I agree fully with you about most buffet food being bland, stale and flavorless but the one I like very much, although not quite local, is Mrs. Yoder’s Kitchen in Mt. Hope, a 45-minute drive south of Akron in the middle of Amish country. It has a great salad bar and most of the traditional Amish-type comfort foods but the item I yearn for en route is the wonderful pressure-fried chicken. it has a very light, flavorful batter and is cooked perfectly. The chicken alone makes the trip worthwhile.

From Marty: If you want to try some country-style hearty food, cruise down to Mrs. Yoder’s Kitchen in Mt. Hope. They have both a buffet as well as made-to-order menu. This is Amish cooking and the bread is baked on the premises. It is wonderful. Here is a link to the website:

Dear Geoff and Marty: I had forgotten this buffet in my list of ones Tony and I have tried — probably because he got the buffet while I had half of a hot pork sandwich with homemade mashed potatoes. Don’t know how I could forget. It is indeed first-rate.

From Jenny K.:
A few weeks ago my husband and I discovered an Asian buffet called Katana in the Belden Village area near Burlington Coat Factory. We thought the food was very good and items were replenished immediately as needed. The price is very affordable; the food was fresh and well-prepared. They say they serve Chinese, Japanese and some American.

In the same area is Buffet Dynasty near the corner of Belden Village Avenue and Dressler. I love their coconut shrimp, but I don’t think their other offerings are as extensive as Katana. There is or used to be an Asian buffet in Twinsburg that was very popular. It has been years since we’ve been to the Royal Seafood Buffet in the Chapel hill are but it was very good when we used to go.

From Chris Avers:
The best buffet around is Katana’s at 4758 Everhard Road in Canton, next to Burlington Coat Factory.

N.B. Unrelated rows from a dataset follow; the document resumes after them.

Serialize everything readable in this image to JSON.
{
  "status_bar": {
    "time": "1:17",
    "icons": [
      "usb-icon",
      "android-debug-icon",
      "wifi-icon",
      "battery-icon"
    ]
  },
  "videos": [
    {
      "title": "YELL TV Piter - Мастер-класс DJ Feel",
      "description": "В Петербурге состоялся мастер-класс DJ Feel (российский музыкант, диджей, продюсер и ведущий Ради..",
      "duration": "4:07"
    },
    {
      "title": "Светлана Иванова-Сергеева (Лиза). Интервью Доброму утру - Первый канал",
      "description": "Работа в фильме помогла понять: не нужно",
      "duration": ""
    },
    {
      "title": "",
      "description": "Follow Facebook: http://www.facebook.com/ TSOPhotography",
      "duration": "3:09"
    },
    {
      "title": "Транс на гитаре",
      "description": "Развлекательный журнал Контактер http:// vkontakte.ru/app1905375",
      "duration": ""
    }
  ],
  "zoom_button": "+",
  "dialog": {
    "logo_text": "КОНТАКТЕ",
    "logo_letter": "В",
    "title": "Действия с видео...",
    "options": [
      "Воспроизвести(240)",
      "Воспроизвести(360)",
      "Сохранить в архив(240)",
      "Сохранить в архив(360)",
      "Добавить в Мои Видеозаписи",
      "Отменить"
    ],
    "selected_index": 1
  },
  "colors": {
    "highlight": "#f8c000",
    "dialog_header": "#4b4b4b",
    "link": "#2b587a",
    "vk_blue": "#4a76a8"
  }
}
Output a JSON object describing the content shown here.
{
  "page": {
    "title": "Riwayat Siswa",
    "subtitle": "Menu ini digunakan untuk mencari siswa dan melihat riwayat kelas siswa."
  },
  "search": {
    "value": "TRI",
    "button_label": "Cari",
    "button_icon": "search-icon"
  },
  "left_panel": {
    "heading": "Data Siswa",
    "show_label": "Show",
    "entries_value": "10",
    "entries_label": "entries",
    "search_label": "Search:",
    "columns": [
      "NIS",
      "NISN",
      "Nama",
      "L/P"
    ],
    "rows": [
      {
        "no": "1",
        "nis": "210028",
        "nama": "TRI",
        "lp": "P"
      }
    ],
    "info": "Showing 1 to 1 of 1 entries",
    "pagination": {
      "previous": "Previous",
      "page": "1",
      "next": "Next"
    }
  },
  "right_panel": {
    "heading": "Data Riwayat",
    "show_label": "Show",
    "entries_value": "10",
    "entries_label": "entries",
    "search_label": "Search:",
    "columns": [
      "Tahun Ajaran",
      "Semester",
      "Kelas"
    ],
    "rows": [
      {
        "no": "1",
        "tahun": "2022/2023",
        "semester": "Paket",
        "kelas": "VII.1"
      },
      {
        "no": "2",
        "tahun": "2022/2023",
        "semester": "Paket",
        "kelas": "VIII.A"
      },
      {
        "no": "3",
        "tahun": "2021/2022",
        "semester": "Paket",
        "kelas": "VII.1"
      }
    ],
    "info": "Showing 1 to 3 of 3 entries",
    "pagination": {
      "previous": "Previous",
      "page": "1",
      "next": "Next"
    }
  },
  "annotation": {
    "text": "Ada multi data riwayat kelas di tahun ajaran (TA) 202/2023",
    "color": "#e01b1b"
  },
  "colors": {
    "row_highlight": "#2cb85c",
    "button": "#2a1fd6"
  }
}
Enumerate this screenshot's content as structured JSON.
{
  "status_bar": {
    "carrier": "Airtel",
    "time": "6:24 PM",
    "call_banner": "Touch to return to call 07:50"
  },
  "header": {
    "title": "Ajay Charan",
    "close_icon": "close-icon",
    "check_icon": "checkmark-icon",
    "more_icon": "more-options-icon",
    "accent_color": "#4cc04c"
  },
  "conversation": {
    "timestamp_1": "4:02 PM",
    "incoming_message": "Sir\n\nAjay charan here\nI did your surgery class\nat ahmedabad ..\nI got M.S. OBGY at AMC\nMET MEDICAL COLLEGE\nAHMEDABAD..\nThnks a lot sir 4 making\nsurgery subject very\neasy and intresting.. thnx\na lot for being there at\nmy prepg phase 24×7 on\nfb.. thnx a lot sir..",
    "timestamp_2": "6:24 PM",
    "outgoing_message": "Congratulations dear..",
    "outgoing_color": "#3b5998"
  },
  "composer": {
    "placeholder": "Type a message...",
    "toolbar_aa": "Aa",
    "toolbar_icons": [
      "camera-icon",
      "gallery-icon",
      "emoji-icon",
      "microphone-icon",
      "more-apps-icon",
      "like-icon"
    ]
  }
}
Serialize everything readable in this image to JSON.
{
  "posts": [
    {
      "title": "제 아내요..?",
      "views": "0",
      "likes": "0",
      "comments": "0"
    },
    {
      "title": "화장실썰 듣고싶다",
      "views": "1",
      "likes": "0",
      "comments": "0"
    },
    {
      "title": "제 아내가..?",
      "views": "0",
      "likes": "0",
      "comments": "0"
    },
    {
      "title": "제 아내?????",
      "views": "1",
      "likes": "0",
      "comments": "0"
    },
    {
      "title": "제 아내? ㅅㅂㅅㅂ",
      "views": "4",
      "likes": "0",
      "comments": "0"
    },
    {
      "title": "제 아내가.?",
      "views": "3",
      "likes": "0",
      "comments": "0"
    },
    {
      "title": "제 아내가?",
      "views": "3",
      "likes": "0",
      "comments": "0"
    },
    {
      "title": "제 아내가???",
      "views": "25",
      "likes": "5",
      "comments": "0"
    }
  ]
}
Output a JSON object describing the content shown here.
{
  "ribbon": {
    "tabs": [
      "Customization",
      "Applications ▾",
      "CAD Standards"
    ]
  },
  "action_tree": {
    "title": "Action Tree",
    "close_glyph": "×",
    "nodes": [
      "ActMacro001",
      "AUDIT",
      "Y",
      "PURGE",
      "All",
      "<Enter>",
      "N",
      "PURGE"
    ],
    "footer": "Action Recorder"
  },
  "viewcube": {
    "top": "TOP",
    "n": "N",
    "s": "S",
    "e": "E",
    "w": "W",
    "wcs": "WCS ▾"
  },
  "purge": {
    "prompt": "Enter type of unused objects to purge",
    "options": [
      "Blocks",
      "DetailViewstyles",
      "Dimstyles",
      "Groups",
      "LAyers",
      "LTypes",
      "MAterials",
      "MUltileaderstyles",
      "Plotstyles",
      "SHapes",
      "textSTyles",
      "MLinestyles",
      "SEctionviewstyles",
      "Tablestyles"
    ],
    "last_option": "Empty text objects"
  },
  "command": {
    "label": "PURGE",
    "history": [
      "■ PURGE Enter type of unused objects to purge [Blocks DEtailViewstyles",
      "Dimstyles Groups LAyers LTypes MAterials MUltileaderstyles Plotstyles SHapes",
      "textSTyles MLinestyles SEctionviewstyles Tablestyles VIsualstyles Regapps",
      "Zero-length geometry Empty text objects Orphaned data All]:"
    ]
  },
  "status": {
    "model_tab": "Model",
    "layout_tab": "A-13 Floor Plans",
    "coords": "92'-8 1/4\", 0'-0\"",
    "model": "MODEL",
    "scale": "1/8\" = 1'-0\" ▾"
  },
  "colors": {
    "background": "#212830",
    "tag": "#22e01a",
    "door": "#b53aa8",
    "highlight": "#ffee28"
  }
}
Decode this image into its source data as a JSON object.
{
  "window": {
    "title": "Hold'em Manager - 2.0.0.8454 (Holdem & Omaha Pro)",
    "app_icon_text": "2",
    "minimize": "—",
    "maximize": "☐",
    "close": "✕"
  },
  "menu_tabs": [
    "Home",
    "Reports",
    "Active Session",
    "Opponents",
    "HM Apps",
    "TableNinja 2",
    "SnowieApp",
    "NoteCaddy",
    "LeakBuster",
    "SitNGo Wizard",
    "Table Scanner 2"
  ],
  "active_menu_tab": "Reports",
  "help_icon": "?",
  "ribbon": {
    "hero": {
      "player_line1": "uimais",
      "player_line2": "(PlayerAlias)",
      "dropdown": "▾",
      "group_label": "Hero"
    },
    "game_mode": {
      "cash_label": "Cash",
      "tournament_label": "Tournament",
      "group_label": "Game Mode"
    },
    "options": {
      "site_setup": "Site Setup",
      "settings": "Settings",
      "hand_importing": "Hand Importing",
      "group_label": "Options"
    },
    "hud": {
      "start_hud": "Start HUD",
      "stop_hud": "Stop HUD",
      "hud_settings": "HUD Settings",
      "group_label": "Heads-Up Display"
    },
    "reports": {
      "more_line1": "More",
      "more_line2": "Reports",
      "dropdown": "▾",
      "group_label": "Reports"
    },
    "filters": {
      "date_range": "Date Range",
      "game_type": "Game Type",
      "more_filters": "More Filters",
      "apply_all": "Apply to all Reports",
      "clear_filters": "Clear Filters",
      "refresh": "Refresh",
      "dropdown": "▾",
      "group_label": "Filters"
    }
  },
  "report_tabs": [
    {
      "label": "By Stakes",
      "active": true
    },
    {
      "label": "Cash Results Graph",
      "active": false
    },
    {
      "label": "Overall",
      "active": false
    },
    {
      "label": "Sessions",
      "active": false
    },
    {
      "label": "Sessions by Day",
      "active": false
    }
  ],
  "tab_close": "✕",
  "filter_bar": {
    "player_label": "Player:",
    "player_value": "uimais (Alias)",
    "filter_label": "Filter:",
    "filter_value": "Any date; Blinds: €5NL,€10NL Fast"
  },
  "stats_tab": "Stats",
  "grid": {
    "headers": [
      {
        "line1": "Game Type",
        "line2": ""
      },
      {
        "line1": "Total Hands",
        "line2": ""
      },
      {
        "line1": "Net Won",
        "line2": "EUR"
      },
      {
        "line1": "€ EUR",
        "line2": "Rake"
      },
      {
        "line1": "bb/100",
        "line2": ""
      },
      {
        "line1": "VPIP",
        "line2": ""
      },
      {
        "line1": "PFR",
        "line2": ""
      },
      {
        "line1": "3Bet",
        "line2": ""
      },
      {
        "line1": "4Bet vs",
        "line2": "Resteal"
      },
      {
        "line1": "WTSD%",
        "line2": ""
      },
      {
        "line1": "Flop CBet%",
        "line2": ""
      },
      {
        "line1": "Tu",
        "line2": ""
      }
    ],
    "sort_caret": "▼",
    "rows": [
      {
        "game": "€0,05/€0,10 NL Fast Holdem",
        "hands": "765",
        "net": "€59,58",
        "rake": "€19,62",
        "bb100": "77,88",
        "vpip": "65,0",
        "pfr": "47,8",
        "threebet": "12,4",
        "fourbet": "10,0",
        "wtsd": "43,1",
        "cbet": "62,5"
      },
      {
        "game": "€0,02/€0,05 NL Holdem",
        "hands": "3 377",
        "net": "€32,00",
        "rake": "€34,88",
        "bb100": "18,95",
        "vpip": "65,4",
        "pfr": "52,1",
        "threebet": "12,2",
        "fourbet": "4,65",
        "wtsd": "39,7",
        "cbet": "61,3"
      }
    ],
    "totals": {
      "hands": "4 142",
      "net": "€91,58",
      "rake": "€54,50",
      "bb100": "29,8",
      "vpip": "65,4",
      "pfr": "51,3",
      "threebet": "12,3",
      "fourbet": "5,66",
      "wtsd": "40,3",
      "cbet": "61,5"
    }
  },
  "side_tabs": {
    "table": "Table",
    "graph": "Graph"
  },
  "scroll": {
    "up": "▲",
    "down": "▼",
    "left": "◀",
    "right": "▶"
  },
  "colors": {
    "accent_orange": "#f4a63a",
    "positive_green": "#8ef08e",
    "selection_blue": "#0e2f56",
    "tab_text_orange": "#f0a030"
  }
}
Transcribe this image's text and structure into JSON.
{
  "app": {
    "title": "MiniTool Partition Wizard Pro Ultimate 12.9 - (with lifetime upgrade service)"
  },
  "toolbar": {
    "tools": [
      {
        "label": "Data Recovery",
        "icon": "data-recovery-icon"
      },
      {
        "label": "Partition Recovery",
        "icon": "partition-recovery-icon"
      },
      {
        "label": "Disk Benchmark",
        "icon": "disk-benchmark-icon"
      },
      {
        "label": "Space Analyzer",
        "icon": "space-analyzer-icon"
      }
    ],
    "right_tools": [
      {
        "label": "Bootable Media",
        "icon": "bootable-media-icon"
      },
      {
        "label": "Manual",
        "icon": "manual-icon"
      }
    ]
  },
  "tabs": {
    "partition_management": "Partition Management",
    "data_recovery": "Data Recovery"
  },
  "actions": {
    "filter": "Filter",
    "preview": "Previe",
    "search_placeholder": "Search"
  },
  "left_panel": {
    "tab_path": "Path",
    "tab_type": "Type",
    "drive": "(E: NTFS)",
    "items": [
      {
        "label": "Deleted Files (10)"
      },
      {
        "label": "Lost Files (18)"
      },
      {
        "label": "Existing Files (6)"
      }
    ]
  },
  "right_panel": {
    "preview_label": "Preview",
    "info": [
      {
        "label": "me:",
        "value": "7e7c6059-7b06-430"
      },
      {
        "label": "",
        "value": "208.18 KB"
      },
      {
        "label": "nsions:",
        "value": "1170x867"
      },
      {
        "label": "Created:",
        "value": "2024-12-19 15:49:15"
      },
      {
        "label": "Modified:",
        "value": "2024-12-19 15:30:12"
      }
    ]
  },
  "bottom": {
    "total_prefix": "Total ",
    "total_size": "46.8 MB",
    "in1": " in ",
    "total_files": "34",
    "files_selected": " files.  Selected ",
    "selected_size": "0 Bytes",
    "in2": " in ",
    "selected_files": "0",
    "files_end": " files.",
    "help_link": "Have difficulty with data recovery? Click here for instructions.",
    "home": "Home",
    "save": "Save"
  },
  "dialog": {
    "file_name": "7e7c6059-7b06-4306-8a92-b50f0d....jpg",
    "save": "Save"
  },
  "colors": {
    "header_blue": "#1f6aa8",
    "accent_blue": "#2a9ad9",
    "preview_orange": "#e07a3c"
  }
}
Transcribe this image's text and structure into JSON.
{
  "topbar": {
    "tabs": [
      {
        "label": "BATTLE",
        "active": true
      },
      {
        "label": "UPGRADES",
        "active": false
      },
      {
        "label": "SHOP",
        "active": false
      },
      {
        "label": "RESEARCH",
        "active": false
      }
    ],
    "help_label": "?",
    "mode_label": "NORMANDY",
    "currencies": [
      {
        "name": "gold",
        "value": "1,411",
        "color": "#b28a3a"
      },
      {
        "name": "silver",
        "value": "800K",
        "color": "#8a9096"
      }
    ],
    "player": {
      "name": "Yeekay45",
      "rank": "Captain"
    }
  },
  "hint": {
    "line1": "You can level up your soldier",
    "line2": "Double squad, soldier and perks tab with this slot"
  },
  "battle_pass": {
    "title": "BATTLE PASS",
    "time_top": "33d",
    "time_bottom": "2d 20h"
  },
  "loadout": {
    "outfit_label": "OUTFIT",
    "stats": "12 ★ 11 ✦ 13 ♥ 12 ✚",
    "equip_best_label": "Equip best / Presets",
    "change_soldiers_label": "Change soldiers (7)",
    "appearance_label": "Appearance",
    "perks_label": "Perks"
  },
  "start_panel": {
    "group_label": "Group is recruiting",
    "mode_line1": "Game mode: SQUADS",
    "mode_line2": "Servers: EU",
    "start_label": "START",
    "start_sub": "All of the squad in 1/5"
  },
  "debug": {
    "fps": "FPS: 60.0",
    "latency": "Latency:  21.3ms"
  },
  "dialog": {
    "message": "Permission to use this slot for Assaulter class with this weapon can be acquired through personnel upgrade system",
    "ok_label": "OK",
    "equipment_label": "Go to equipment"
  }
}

Dear Chris, Jenny and others: Katana is now on my dance card. Thanks for the suggestion.

From Judy A.:
Sahara Grille on Dressler in the Belden Village area has a Middle-Eastern buffet that is great and very fresh — kibbee, fatoush, lentil soup, m’jadara, Lebanese green beans, etc. The hours and address are on the webpage here:

The owners of Sahara were the original owners of Sanibel Middle Eastern Bakery on South Street in Akron, and also the original franchisee of Aladdin’s in Highland Square.

Dear Judy: This is great news. I love their food and am happy to hear they now have a Middle Eastern buffet.

From Francie:
I’m with you on buffets but Tony might like the lunch buffet at Bombay Sitar in Canton ( It’s a favorite of all of my daughter’s friends (especially the vegetarians and vegans) when they are in town. The restaurant recently made the Cleveland Plain Dealer’s list of 50 things to eat and drink in Greater Cleveland.

Dear Francie: I have only eaten there twice, but it was enough to made Bombay Sitar my favorite Indian restaurant in the area. The lunch buffet can get crowded, so go early if you can.

From M.A.:
In mid-Atlantic aboard Celebrity Reflection, I chose the 12th deck buffet morning, noon and night — well, we take most of our nighttime food in one of the tablecloth restaurants, but I check the dinner buffet to see what I missed. While I agree with your general characterization of American buffets, the cruise industry has got it right, and with live prep stations does a limited number of quick-serve items, too.

Dear M.A.: I haven’t cruised as yet. I was holding out for the QE II and its all-you-can-eat caviar policy. Alas, I waited too long and the liner is now docked permanently in Dubai. Does Cunard’s new Queen Elizabeth play loose with the caviar, too, I wonder?